━━━━━ INFORMATION PROVIDED ━━━━━

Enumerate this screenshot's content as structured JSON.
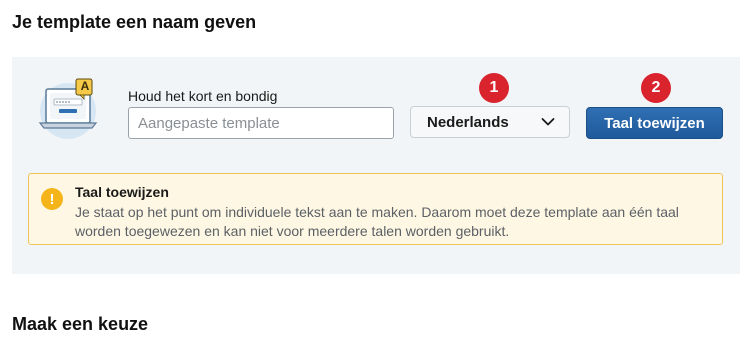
{
  "headings": {
    "top": "Je template een naam geven",
    "bottom": "Maak een keuze"
  },
  "name_field": {
    "label": "Houd het kort en bondig",
    "placeholder": "Aangepaste template",
    "value": ""
  },
  "language_select": {
    "selected": "Nederlands"
  },
  "assign_button": {
    "label": "Taal toewijzen"
  },
  "badges": [
    "1",
    "2"
  ],
  "warning": {
    "icon": "!",
    "title": "Taal toewijzen",
    "text": "Je staat op het punt om individuele tekst aan te maken. Daarom moet deze template aan één taal worden toegewezen en kan niet voor meerdere talen worden gebruikt."
  },
  "illustration": {
    "badge_letter": "A"
  },
  "colors": {
    "panel_bg": "#f2f5f7",
    "button_blue": "#1f5a9b",
    "badge_red": "#d9242e",
    "warning_bg": "#fef7e4",
    "warning_border": "#f0c25c",
    "warning_icon": "#f4b41a"
  }
}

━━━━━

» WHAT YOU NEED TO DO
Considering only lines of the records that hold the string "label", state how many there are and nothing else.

» COMPLETED TASK
2